[Data records for software interfaces]
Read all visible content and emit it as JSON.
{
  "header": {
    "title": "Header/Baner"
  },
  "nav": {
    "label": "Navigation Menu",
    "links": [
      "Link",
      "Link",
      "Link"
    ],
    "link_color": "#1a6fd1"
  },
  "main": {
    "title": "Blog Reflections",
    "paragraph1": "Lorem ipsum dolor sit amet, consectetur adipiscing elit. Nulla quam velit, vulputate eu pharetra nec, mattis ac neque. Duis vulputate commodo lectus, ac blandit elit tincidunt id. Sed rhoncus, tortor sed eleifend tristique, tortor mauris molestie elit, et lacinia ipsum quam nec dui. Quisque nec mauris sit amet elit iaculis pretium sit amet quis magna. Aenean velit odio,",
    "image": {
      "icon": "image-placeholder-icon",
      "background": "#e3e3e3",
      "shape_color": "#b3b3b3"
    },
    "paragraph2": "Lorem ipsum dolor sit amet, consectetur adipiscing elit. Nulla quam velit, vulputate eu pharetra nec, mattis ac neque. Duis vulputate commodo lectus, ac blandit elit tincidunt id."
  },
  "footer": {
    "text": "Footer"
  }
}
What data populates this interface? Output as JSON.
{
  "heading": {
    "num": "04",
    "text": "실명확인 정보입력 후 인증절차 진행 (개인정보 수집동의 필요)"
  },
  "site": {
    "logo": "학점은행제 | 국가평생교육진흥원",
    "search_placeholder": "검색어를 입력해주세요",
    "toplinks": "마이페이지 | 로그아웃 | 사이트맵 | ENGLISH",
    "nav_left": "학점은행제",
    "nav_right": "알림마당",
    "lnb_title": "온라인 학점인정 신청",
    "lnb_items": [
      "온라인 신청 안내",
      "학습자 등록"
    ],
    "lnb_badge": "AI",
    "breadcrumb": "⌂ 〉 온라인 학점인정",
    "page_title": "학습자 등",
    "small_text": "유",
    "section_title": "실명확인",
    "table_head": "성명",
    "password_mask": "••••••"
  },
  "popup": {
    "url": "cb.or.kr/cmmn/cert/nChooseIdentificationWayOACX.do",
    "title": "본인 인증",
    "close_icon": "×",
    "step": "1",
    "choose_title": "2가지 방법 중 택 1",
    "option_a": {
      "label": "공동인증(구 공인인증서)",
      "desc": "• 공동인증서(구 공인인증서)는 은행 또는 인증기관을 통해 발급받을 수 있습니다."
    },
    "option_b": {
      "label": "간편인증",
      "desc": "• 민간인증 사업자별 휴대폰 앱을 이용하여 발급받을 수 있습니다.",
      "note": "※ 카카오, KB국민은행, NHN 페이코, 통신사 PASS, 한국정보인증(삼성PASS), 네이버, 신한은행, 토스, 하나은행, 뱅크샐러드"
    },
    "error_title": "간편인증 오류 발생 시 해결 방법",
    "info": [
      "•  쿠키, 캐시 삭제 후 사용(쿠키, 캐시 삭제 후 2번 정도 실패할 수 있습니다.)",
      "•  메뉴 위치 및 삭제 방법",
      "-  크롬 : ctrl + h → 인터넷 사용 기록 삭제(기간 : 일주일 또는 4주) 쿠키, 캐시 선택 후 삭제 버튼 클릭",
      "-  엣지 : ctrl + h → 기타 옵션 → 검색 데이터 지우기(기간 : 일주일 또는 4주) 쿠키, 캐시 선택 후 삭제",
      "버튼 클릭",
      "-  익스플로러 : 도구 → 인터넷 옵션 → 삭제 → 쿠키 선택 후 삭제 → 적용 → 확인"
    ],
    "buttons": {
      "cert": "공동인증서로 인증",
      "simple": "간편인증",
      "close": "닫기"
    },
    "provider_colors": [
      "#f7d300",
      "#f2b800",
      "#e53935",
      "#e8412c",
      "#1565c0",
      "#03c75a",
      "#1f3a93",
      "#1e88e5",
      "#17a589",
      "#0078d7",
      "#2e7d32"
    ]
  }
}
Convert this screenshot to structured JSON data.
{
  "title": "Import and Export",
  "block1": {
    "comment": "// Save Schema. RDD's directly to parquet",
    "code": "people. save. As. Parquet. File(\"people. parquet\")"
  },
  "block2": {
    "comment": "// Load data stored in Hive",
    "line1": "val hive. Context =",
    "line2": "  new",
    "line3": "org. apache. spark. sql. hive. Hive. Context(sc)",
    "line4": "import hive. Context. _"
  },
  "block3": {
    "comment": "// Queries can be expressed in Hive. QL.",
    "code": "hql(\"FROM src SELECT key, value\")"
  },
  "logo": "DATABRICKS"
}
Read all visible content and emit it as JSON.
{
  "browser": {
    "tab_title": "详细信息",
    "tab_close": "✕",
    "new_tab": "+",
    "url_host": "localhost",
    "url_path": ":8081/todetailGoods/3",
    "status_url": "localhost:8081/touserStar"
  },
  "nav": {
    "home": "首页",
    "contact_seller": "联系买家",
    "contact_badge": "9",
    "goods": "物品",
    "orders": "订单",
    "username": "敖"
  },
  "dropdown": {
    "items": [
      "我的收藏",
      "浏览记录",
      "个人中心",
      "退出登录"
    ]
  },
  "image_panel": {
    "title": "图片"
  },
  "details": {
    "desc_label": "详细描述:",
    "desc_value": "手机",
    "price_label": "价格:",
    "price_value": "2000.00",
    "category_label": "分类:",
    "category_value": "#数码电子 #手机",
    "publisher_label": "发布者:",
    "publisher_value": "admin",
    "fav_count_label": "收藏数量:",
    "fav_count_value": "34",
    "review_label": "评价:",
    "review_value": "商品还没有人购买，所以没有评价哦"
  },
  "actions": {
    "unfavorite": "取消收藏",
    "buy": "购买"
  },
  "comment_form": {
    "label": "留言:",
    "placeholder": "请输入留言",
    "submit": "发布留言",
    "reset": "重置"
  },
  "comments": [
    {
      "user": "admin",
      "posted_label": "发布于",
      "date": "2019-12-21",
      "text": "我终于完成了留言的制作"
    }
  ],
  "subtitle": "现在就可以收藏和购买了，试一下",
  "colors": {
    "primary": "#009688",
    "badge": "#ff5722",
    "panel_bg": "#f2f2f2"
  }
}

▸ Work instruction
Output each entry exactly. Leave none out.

▸ Response to this exercise
Read all visible content and emit it as JSON.
{
  "header": {
    "title": "Header/Baner"
  },
  "nav": {
    "label": "Navigation Menu",
    "links": [
      "Link",
      "Link",
      "Link"
    ],
    "link_color": "#1a6fd1"
  },
  "main": {
    "title": "Blog Reflections",
    "paragraph1": "Lorem ipsum dolor sit amet, consectetur adipiscing elit. Nulla quam velit, vulputate eu pharetra nec, mattis ac neque. Duis vulputate commodo lectus, ac blandit elit tincidunt id. Sed rhoncus, tortor sed eleifend tristique, tortor mauris molestie elit, et lacinia ipsum quam nec dui. Quisque nec mauris sit amet elit iaculis pretium sit amet quis magna. Aenean velit odio,",
    "image": {
      "icon": "image-placeholder-icon",
      "background": "#e3e3e3",
      "shape_color": "#b3b3b3"
    },
    "paragraph2": "Lorem ipsum dolor sit amet, consectetur adipiscing elit. Nulla quam velit, vulputate eu pharetra nec, mattis ac neque. Duis vulputate commodo lectus, ac blandit elit tincidunt id."
  },
  "footer": {
    "text": "Footer"
  }
}
What data populates this interface? Output as JSON.
{
  "heading": {
    "num": "04",
    "text": "실명확인 정보입력 후 인증절차 진행 (개인정보 수집동의 필요)"
  },
  "site": {
    "logo": "학점은행제 | 국가평생교육진흥원",
    "search_placeholder": "검색어를 입력해주세요",
    "toplinks": "마이페이지 | 로그아웃 | 사이트맵 | ENGLISH",
    "nav_left": "학점은행제",
    "nav_right": "알림마당",
    "lnb_title": "온라인 학점인정 신청",
    "lnb_items": [
      "온라인 신청 안내",
      "학습자 등록"
    ],
    "lnb_badge": "AI",
    "breadcrumb": "⌂ 〉 온라인 학점인정",
    "page_title": "학습자 등",
    "small_text": "유",
    "section_title": "실명확인",
    "table_head": "성명",
    "password_mask": "••••••"
  },
  "popup": {
    "url": "cb.or.kr/cmmn/cert/nChooseIdentificationWayOACX.do",
    "title": "본인 인증",
    "close_icon": "×",
    "step": "1",
    "choose_title": "2가지 방법 중 택 1",
    "option_a": {
      "label": "공동인증(구 공인인증서)",
      "desc": "• 공동인증서(구 공인인증서)는 은행 또는 인증기관을 통해 발급받을 수 있습니다."
    },
    "option_b": {
      "label": "간편인증",
      "desc": "• 민간인증 사업자별 휴대폰 앱을 이용하여 발급받을 수 있습니다.",
      "note": "※ 카카오, KB국민은행, NHN 페이코, 통신사 PASS, 한국정보인증(삼성PASS), 네이버, 신한은행, 토스, 하나은행, 뱅크샐러드"
    },
    "error_title": "간편인증 오류 발생 시 해결 방법",
    "info": [
      "•  쿠키, 캐시 삭제 후 사용(쿠키, 캐시 삭제 후 2번 정도 실패할 수 있습니다.)",
      "•  메뉴 위치 및 삭제 방법",
      "-  크롬 : ctrl + h → 인터넷 사용 기록 삭제(기간 : 일주일 또는 4주) 쿠키, 캐시 선택 후 삭제 버튼 클릭",
      "-  엣지 : ctrl + h → 기타 옵션 → 검색 데이터 지우기(기간 : 일주일 또는 4주) 쿠키, 캐시 선택 후 삭제",
      "버튼 클릭",
      "-  익스플로러 : 도구 → 인터넷 옵션 → 삭제 → 쿠키 선택 후 삭제 → 적용 → 확인"
    ],
    "buttons": {
      "cert": "공동인증서로 인증",
      "simple": "간편인증",
      "close": "닫기"
    },
    "provider_colors": [
      "#f7d300",
      "#f2b800",
      "#e53935",
      "#e8412c",
      "#1565c0",
      "#03c75a",
      "#1f3a93",
      "#1e88e5",
      "#17a589",
      "#0078d7",
      "#2e7d32"
    ]
  }
}
Convert this screenshot to structured JSON data.
{
  "title": "Import and Export",
  "block1": {
    "comment": "// Save Schema. RDD's directly to parquet",
    "code": "people. save. As. Parquet. File(\"people. parquet\")"
  },
  "block2": {
    "comment": "// Load data stored in Hive",
    "line1": "val hive. Context =",
    "line2": "  new",
    "line3": "org. apache. spark. sql. hive. Hive. Context(sc)",
    "line4": "import hive. Context. _"
  },
  "block3": {
    "comment": "// Queries can be expressed in Hive. QL.",
    "code": "hql(\"FROM src SELECT key, value\")"
  },
  "logo": "DATABRICKS"
}
Read all visible content and emit it as JSON.
{
  "browser": {
    "tab_title": "详细信息",
    "tab_close": "✕",
    "new_tab": "+",
    "url_host": "localhost",
    "url_path": ":8081/todetailGoods/3",
    "status_url": "localhost:8081/touserStar"
  },
  "nav": {
    "home": "首页",
    "contact_seller": "联系买家",
    "contact_badge": "9",
    "goods": "物品",
    "orders": "订单",
    "username": "敖"
  },
  "dropdown": {
    "items": [
      "我的收藏",
      "浏览记录",
      "个人中心",
      "退出登录"
    ]
  },
  "image_panel": {
    "title": "图片"
  },
  "details": {
    "desc_label": "详细描述:",
    "desc_value": "手机",
    "price_label": "价格:",
    "price_value": "2000.00",
    "category_label": "分类:",
    "category_value": "#数码电子 #手机",
    "publisher_label": "发布者:",
    "publisher_value": "admin",
    "fav_count_label": "收藏数量:",
    "fav_count_value": "34",
    "review_label": "评价:",
    "review_value": "商品还没有人购买，所以没有评价哦"
  },
  "actions": {
    "unfavorite": "取消收藏",
    "buy": "购买"
  },
  "comment_form": {
    "label": "留言:",
    "placeholder": "请输入留言",
    "submit": "发布留言",
    "reset": "重置"
  },
  "comments": [
    {
      "user": "admin",
      "posted_label": "发布于",
      "date": "2019-12-21",
      "text": "我终于完成了留言的制作"
    }
  ],
  "subtitle": "现在就可以收藏和购买了，试一下",
  "colors": {
    "primary": "#009688",
    "badge": "#ff5722",
    "panel_bg": "#f2f2f2"
  }
}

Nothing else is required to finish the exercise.